Part 1: Clyde Stubblefield Interpretations
Fusing rhythms from one style of music to another can help a player develop new ideas and fresh rhythmic approaches that might not have yet been previously explored. In this lesson we’ll apply the classic drum break that the late, great funk pioneer Clyde Stubblefield played on “Funky Drummer” within a swing feel. To hear this groove, check out the tune on the 1986 James Brown compilation album In the Jungle Groove. The break begins around the 5:21 mark.
When experimenting in this manner, I find that my jazz accompaniment patterns sound more direct and purposeful, partly due to concentrating on the groove-oriented nature of each funk rhythm. Practicing and applying these linear rhythms can also be helpful for players looking for ways to break away from the layered coordination approach that most jazz drummers typically practice. These converted rhythms provide a special fl ow to the pulse that swings, is funky, and has a spatial quality.
Let’s begin with the original Stubblefield drum break. Work on this pattern first before attempting the variations that follow. As you practice, focus on your dynamic balance and consistency between your hands and feet. Work on this groove slowly at first with a metronome, and be patient with your progress.
This first variation utilizes a Renaissance- and Baroque-period technique called augmentation, in which an original rhythm or melody is restated with a lengthened value of each note’s duration. In this case, we’ll take the Stubblefield break and double each note’s value. With this technique applied, the one-measure groove becomes a two-measure, 8th-note phrase that we’ll move to the ride.
Exercise 3 illustrates the two-measure phrase interpreted with a swung shuffle feel.
This next variation applies a Jimmy Cobb–style ride cymbal quarter-note pulse on top of the rhythm, providing more space within the feel.
Exercise 5 demonstrates the phrase with a standard jazz ride pattern.
Exercise 6 breaks up the rhythm of the ride cymbal beat in between each written snare note, creating more of a linear sound with the hands.
This next variation splits the shuffle rhythm between the ride and snare.
Exercise 8 places the ride cymbal in unison with each written snare rhythm.
In Exercise 9, the ride cymbal is played in unison with each bass drum and hi-hat figure.
You can also try re-ordering the phrase by playing the second measure followed by the first.
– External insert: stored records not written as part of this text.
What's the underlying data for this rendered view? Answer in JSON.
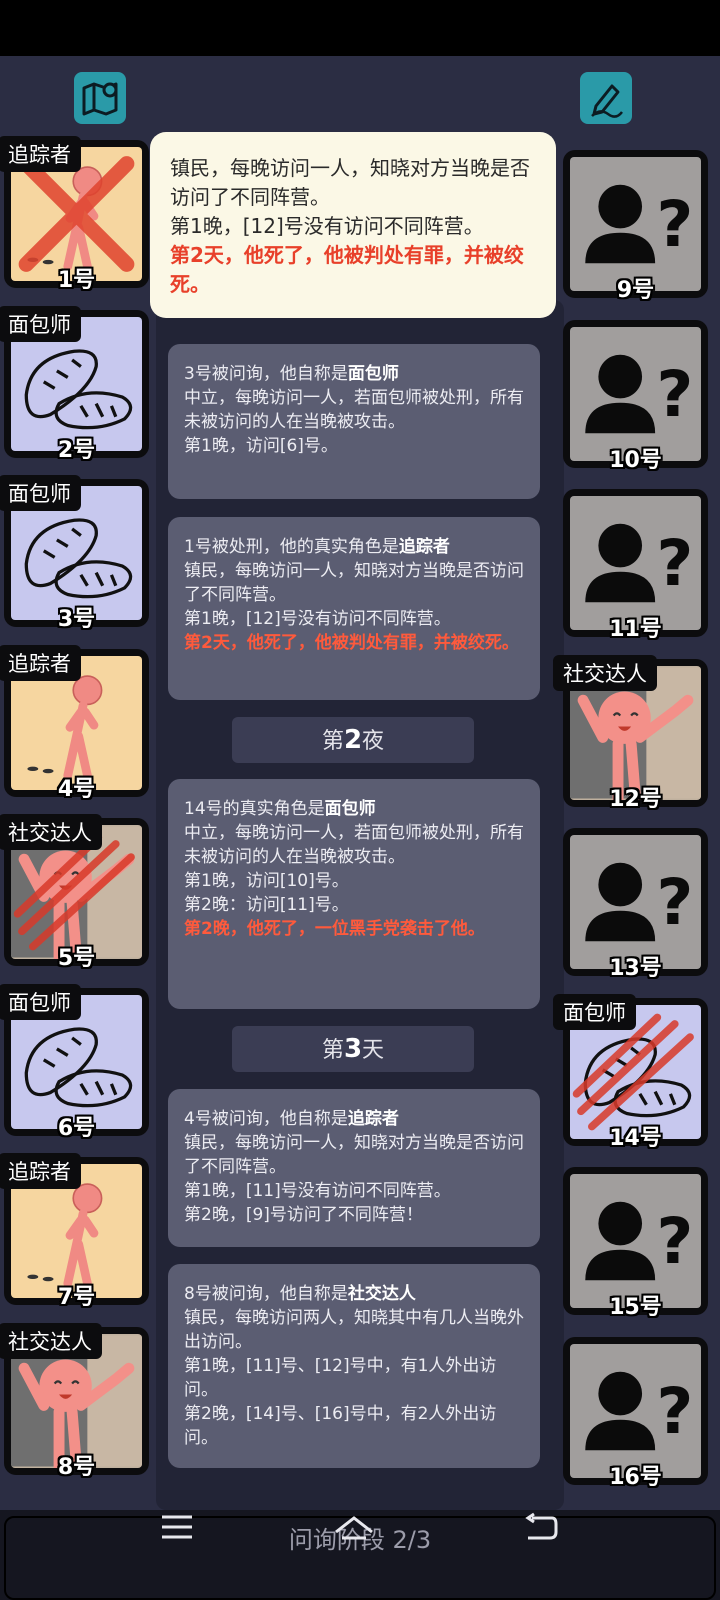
{
  "header": {
    "map_icon": "map-pin-icon",
    "note_icon": "edit-note-icon"
  },
  "left_players": [
    {
      "role": "追踪者",
      "number": "1号",
      "kind": "tracker",
      "status": "executed"
    },
    {
      "role": "面包师",
      "number": "2号",
      "kind": "baker",
      "status": "alive"
    },
    {
      "role": "面包师",
      "number": "3号",
      "kind": "baker",
      "status": "alive"
    },
    {
      "role": "追踪者",
      "number": "4号",
      "kind": "tracker",
      "status": "alive"
    },
    {
      "role": "社交达人",
      "number": "5号",
      "kind": "social",
      "status": "killed"
    },
    {
      "role": "面包师",
      "number": "6号",
      "kind": "baker",
      "status": "alive"
    },
    {
      "role": "追踪者",
      "number": "7号",
      "kind": "tracker",
      "status": "alive"
    },
    {
      "role": "社交达人",
      "number": "8号",
      "kind": "social",
      "status": "alive"
    }
  ],
  "right_players": [
    {
      "role": "",
      "number": "9号",
      "kind": "unknown",
      "status": "alive"
    },
    {
      "role": "",
      "number": "10号",
      "kind": "unknown",
      "status": "alive"
    },
    {
      "role": "",
      "number": "11号",
      "kind": "unknown",
      "status": "alive"
    },
    {
      "role": "社交达人",
      "number": "12号",
      "kind": "social",
      "status": "alive"
    },
    {
      "role": "",
      "number": "13号",
      "kind": "unknown",
      "status": "alive"
    },
    {
      "role": "面包师",
      "number": "14号",
      "kind": "baker",
      "status": "killed"
    },
    {
      "role": "",
      "number": "15号",
      "kind": "unknown",
      "status": "alive"
    },
    {
      "role": "",
      "number": "16号",
      "kind": "unknown",
      "status": "alive"
    }
  ],
  "tooltip": {
    "line1": "镇民，每晚访问一人，知晓对方当晚是否访问了不同阵营。",
    "line2": "第1晚，[12]号没有访问不同阵营。",
    "line3": "第2天，他死了，他被判处有罪，并被绞死。"
  },
  "log": {
    "msg1": {
      "prefix": "3号被问询，他自称是",
      "role": "面包师",
      "body": "中立，每晚访问一人，若面包师被处刑，所有未被访问的人在当晚被攻击。",
      "night1": "第1晚，访问[6]号。"
    },
    "msg2": {
      "prefix": "1号被处刑，他的真实角色是",
      "role": "追踪者",
      "body": "镇民，每晚访问一人，知晓对方当晚是否访问了不同阵营。",
      "night1": "第1晚，[12]号没有访问不同阵营。",
      "death": "第2天，他死了，他被判处有罪，并被绞死。"
    },
    "divider1": {
      "pre": "第",
      "num": "2",
      "post": "夜"
    },
    "msg3": {
      "prefix": "14号的真实角色是",
      "role": "面包师",
      "body": "中立，每晚访问一人，若面包师被处刑，所有未被访问的人在当晚被攻击。",
      "night1": "第1晚，访问[10]号。",
      "night2": "第2晚：访问[11]号。",
      "death": "第2晚，他死了，一位黑手党袭击了他。"
    },
    "divider2": {
      "pre": "第",
      "num": "3",
      "post": "天"
    },
    "msg4": {
      "prefix": "4号被问询，他自称是",
      "role": "追踪者",
      "body": "镇民，每晚访问一人，知晓对方当晚是否访问了不同阵营。",
      "night1": "第1晚，[11]号没有访问不同阵营。",
      "night2": "第2晚，[9]号访问了不同阵营！"
    },
    "msg5": {
      "prefix": "8号被问询，他自称是",
      "role": "社交达人",
      "body": "镇民，每晚访问两人，知晓其中有几人当晚外出访问。",
      "night1": "第1晚，[11]号、[12]号中，有1人外出访问。",
      "night2": "第2晚，[14]号、[16]号中，有2人外出访问。"
    }
  },
  "footer": {
    "phase": "问询阶段 2/3",
    "menu_icon": "menu-icon",
    "home_icon": "home-icon",
    "back_icon": "back-icon"
  }
}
In the following example, Exercise 6 is re-ordered in this manner.
Return to the previous examples, and try re-ordering each phrase. These are but a few variations on this classic Clyde Stubblefield drum break. I encourage you to use your imagination and come up with examples of your own and apply them to your own music.
Steve Fidyk leads the Parlour Project quartet, featuring his original compositions and arrangements. He is a member of the Jazz Orchestra of Philadelphia under the direction of Terell Stafford, and a former member of the Army Blues Big Band of Washington, DC. He is also an artist in residence at Temple University and the University of the Arts.